WHAT IS BEING ASKED: Produce a verbatim copy of the data below that contains no pictures.

________________

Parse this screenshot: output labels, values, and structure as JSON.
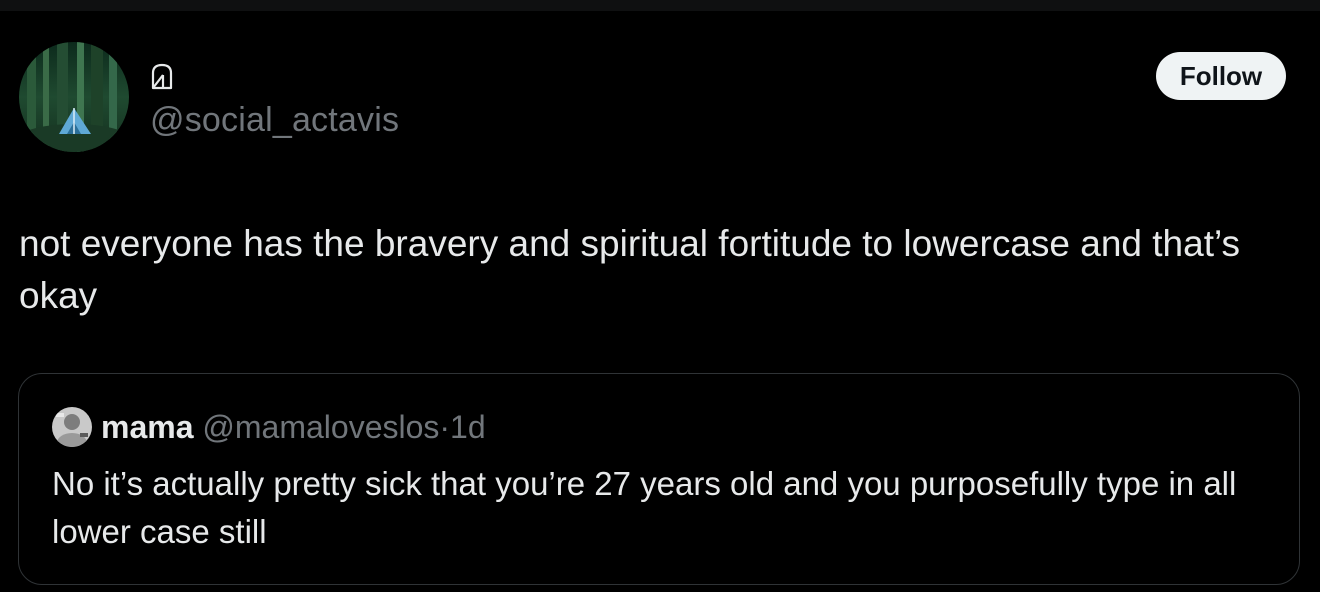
{
  "author": {
    "display_name_icon": "doorway-icon",
    "handle": "@social_actavis",
    "follow_label": "Follow"
  },
  "tweet": {
    "text": "not everyone has the bravery and spiritual fortitude to lowercase and that’s okay"
  },
  "quoted": {
    "name": "mama",
    "handle": "@mamaloveslos",
    "separator": "·",
    "time": "1d",
    "text": "No it’s actually pretty sick that you’re 27 years old and you purposefully type in all lower case still"
  },
  "colors": {
    "background": "#000000",
    "text_primary": "#e7e9ea",
    "text_secondary": "#71767b",
    "border": "#2f3336",
    "follow_bg": "#eff3f4",
    "follow_text": "#0f1419"
  }
}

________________

EXERCISE OUTPUT:
Parse this screenshot: output labels, values, and structure as JSON.
{
  "author": {
    "display_name_icon": "doorway-icon",
    "handle": "@social_actavis",
    "follow_label": "Follow"
  },
  "tweet": {
    "text": "not everyone has the bravery and spiritual fortitude to lowercase and that’s okay"
  },
  "quoted": {
    "name": "mama",
    "handle": "@mamaloveslos",
    "separator": "·",
    "time": "1d",
    "text": "No it’s actually pretty sick that you’re 27 years old and you purposefully type in all lower case still"
  },
  "colors": {
    "background": "#000000",
    "text_primary": "#e7e9ea",
    "text_secondary": "#71767b",
    "border": "#2f3336",
    "follow_bg": "#eff3f4",
    "follow_text": "#0f1419"
  }
}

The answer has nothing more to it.